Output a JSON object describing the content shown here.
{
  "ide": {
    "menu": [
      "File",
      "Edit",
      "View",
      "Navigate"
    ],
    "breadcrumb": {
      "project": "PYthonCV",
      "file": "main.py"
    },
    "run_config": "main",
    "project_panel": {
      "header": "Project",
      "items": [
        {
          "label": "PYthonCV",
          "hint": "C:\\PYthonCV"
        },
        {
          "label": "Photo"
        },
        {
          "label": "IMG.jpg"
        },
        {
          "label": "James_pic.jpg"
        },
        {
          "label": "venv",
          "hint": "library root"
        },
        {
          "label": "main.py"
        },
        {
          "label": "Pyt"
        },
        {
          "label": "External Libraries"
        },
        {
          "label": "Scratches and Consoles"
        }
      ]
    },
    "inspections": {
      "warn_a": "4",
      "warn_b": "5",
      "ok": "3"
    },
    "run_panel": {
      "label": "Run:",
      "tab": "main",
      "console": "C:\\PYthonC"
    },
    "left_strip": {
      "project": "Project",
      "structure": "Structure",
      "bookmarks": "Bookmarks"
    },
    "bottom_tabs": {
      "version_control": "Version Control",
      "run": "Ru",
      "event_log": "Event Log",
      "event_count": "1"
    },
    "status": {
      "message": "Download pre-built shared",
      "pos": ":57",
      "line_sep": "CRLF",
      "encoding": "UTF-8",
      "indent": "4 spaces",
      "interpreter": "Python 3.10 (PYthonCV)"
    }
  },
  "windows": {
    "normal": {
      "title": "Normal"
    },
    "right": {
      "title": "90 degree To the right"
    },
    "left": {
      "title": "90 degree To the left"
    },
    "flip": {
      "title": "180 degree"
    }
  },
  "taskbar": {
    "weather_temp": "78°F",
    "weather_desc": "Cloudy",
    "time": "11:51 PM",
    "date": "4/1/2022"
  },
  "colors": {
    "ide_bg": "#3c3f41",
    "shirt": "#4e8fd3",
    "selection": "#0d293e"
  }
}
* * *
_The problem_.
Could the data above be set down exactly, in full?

_Response to the exercise_.
Output a JSON object describing the content shown here.
{
  "ide": {
    "menu": [
      "File",
      "Edit",
      "View",
      "Navigate"
    ],
    "breadcrumb": {
      "project": "PYthonCV",
      "file": "main.py"
    },
    "run_config": "main",
    "project_panel": {
      "header": "Project",
      "items": [
        {
          "label": "PYthonCV",
          "hint": "C:\\PYthonCV"
        },
        {
          "label": "Photo"
        },
        {
          "label": "IMG.jpg"
        },
        {
          "label": "James_pic.jpg"
        },
        {
          "label": "venv",
          "hint": "library root"
        },
        {
          "label": "main.py"
        },
        {
          "label": "Pyt"
        },
        {
          "label": "External Libraries"
        },
        {
          "label": "Scratches and Consoles"
        }
      ]
    },
    "inspections": {
      "warn_a": "4",
      "warn_b": "5",
      "ok": "3"
    },
    "run_panel": {
      "label": "Run:",
      "tab": "main",
      "console": "C:\\PYthonC"
    },
    "left_strip": {
      "project": "Project",
      "structure": "Structure",
      "bookmarks": "Bookmarks"
    },
    "bottom_tabs": {
      "version_control": "Version Control",
      "run": "Ru",
      "event_log": "Event Log",
      "event_count": "1"
    },
    "status": {
      "message": "Download pre-built shared",
      "pos": ":57",
      "line_sep": "CRLF",
      "encoding": "UTF-8",
      "indent": "4 spaces",
      "interpreter": "Python 3.10 (PYthonCV)"
    }
  },
  "windows": {
    "normal": {
      "title": "Normal"
    },
    "right": {
      "title": "90 degree To the right"
    },
    "left": {
      "title": "90 degree To the left"
    },
    "flip": {
      "title": "180 degree"
    }
  },
  "taskbar": {
    "weather_temp": "78°F",
    "weather_desc": "Cloudy",
    "time": "11:51 PM",
    "date": "4/1/2022"
  },
  "colors": {
    "ide_bg": "#3c3f41",
    "shirt": "#4e8fd3",
    "selection": "#0d293e"
  }
}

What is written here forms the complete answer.